WHAT NEEDS TO BE DONE:
Nothing in the data may be altered, so output all of it exactly.

--------------------

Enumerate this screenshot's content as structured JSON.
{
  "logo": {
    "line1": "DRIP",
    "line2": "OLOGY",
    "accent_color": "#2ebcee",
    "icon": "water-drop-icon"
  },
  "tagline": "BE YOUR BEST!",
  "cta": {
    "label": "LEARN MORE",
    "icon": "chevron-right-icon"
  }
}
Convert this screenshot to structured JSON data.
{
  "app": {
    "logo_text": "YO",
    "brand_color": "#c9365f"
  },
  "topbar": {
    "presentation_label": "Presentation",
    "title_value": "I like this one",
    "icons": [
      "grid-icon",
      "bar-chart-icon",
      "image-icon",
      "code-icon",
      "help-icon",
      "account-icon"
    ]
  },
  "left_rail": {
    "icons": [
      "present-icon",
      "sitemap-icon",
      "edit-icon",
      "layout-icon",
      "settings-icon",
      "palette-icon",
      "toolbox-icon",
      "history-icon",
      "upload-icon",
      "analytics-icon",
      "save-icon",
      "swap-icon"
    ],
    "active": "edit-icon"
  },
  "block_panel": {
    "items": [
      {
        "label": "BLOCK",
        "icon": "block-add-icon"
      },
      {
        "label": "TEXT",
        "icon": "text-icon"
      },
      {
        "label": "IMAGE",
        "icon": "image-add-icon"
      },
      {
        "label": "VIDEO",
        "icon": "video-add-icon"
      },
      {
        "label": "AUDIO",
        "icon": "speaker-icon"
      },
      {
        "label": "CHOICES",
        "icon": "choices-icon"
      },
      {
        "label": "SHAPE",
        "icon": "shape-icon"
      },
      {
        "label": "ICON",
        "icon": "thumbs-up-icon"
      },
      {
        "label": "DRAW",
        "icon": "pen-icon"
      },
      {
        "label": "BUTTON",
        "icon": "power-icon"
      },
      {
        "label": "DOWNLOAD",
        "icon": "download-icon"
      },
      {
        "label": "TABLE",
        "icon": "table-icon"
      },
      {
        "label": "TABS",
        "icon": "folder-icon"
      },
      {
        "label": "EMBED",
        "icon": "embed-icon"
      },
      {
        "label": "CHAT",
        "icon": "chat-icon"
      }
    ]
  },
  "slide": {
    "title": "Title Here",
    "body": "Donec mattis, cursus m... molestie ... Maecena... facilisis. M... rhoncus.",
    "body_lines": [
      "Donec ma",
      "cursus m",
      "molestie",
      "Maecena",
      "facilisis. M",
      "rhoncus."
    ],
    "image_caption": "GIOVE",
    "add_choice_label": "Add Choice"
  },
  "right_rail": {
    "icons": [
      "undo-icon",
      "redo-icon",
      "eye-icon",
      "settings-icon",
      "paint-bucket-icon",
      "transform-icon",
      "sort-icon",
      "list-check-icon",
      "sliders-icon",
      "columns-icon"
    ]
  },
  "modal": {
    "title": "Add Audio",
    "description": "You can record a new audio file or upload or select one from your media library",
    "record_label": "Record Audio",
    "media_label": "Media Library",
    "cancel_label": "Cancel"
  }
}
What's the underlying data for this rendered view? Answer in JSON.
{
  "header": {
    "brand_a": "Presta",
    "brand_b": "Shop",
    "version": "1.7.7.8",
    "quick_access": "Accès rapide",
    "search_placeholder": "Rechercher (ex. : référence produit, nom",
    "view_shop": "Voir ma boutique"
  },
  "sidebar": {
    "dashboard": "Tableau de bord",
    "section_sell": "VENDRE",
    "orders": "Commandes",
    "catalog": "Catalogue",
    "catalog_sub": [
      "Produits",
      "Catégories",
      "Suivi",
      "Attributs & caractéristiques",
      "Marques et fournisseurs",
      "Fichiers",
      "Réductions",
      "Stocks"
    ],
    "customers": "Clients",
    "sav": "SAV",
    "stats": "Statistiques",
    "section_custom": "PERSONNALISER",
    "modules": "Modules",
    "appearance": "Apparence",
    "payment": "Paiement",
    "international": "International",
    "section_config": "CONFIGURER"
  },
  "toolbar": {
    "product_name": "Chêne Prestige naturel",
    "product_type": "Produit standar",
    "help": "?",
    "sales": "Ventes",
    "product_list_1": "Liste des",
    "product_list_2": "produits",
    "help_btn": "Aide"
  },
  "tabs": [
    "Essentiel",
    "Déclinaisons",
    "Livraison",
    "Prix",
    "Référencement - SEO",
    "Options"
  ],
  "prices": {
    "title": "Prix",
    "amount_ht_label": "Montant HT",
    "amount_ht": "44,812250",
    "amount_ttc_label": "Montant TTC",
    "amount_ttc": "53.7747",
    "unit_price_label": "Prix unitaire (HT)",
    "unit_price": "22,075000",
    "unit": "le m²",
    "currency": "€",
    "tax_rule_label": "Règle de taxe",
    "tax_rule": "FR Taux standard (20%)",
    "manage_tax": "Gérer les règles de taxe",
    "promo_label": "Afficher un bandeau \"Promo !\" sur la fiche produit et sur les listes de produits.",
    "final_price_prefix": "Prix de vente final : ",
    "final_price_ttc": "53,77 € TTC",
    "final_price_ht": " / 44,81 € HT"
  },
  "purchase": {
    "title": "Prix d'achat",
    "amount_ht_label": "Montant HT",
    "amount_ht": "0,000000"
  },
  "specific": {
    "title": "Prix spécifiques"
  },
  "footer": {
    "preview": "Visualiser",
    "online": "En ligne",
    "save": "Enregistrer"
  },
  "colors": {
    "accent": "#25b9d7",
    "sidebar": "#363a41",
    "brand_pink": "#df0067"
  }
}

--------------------

SOLUTION:
Enumerate this screenshot's content as structured JSON.
{
  "logo": {
    "line1": "DRIP",
    "line2": "OLOGY",
    "accent_color": "#2ebcee",
    "icon": "water-drop-icon"
  },
  "tagline": "BE YOUR BEST!",
  "cta": {
    "label": "LEARN MORE",
    "icon": "chevron-right-icon"
  }
}
Convert this screenshot to structured JSON data.
{
  "app": {
    "logo_text": "YO",
    "brand_color": "#c9365f"
  },
  "topbar": {
    "presentation_label": "Presentation",
    "title_value": "I like this one",
    "icons": [
      "grid-icon",
      "bar-chart-icon",
      "image-icon",
      "code-icon",
      "help-icon",
      "account-icon"
    ]
  },
  "left_rail": {
    "icons": [
      "present-icon",
      "sitemap-icon",
      "edit-icon",
      "layout-icon",
      "settings-icon",
      "palette-icon",
      "toolbox-icon",
      "history-icon",
      "upload-icon",
      "analytics-icon",
      "save-icon",
      "swap-icon"
    ],
    "active": "edit-icon"
  },
  "block_panel": {
    "items": [
      {
        "label": "BLOCK",
        "icon": "block-add-icon"
      },
      {
        "label": "TEXT",
        "icon": "text-icon"
      },
      {
        "label": "IMAGE",
        "icon": "image-add-icon"
      },
      {
        "label": "VIDEO",
        "icon": "video-add-icon"
      },
      {
        "label": "AUDIO",
        "icon": "speaker-icon"
      },
      {
        "label": "CHOICES",
        "icon": "choices-icon"
      },
      {
        "label": "SHAPE",
        "icon": "shape-icon"
      },
      {
        "label": "ICON",
        "icon": "thumbs-up-icon"
      },
      {
        "label": "DRAW",
        "icon": "pen-icon"
      },
      {
        "label": "BUTTON",
        "icon": "power-icon"
      },
      {
        "label": "DOWNLOAD",
        "icon": "download-icon"
      },
      {
        "label": "TABLE",
        "icon": "table-icon"
      },
      {
        "label": "TABS",
        "icon": "folder-icon"
      },
      {
        "label": "EMBED",
        "icon": "embed-icon"
      },
      {
        "label": "CHAT",
        "icon": "chat-icon"
      }
    ]
  },
  "slide": {
    "title": "Title Here",
    "body": "Donec mattis, cursus m... molestie ... Maecena... facilisis. M... rhoncus.",
    "body_lines": [
      "Donec ma",
      "cursus m",
      "molestie",
      "Maecena",
      "facilisis. M",
      "rhoncus."
    ],
    "image_caption": "GIOVE",
    "add_choice_label": "Add Choice"
  },
  "right_rail": {
    "icons": [
      "undo-icon",
      "redo-icon",
      "eye-icon",
      "settings-icon",
      "paint-bucket-icon",
      "transform-icon",
      "sort-icon",
      "list-check-icon",
      "sliders-icon",
      "columns-icon"
    ]
  },
  "modal": {
    "title": "Add Audio",
    "description": "You can record a new audio file or upload or select one from your media library",
    "record_label": "Record Audio",
    "media_label": "Media Library",
    "cancel_label": "Cancel"
  }
}
What's the underlying data for this rendered view? Answer in JSON.
{
  "header": {
    "brand_a": "Presta",
    "brand_b": "Shop",
    "version": "1.7.7.8",
    "quick_access": "Accès rapide",
    "search_placeholder": "Rechercher (ex. : référence produit, nom",
    "view_shop": "Voir ma boutique"
  },
  "sidebar": {
    "dashboard": "Tableau de bord",
    "section_sell": "VENDRE",
    "orders": "Commandes",
    "catalog": "Catalogue",
    "catalog_sub": [
      "Produits",
      "Catégories",
      "Suivi",
      "Attributs & caractéristiques",
      "Marques et fournisseurs",
      "Fichiers",
      "Réductions",
      "Stocks"
    ],
    "customers": "Clients",
    "sav": "SAV",
    "stats": "Statistiques",
    "section_custom": "PERSONNALISER",
    "modules": "Modules",
    "appearance": "Apparence",
    "payment": "Paiement",
    "international": "International",
    "section_config": "CONFIGURER"
  },
  "toolbar": {
    "product_name": "Chêne Prestige naturel",
    "product_type": "Produit standar",
    "help": "?",
    "sales": "Ventes",
    "product_list_1": "Liste des",
    "product_list_2": "produits",
    "help_btn": "Aide"
  },
  "tabs": [
    "Essentiel",
    "Déclinaisons",
    "Livraison",
    "Prix",
    "Référencement - SEO",
    "Options"
  ],
  "prices": {
    "title": "Prix",
    "amount_ht_label": "Montant HT",
    "amount_ht": "44,812250",
    "amount_ttc_label": "Montant TTC",
    "amount_ttc": "53.7747",
    "unit_price_label": "Prix unitaire (HT)",
    "unit_price": "22,075000",
    "unit": "le m²",
    "currency": "€",
    "tax_rule_label": "Règle de taxe",
    "tax_rule": "FR Taux standard (20%)",
    "manage_tax": "Gérer les règles de taxe",
    "promo_label": "Afficher un bandeau \"Promo !\" sur la fiche produit et sur les listes de produits.",
    "final_price_prefix": "Prix de vente final : ",
    "final_price_ttc": "53,77 € TTC",
    "final_price_ht": " / 44,81 € HT"
  },
  "purchase": {
    "title": "Prix d'achat",
    "amount_ht_label": "Montant HT",
    "amount_ht": "0,000000"
  },
  "specific": {
    "title": "Prix spécifiques"
  },
  "footer": {
    "preview": "Visualiser",
    "online": "En ligne",
    "save": "Enregistrer"
  },
  "colors": {
    "accent": "#25b9d7",
    "sidebar": "#363a41",
    "brand_pink": "#df0067"
  }
}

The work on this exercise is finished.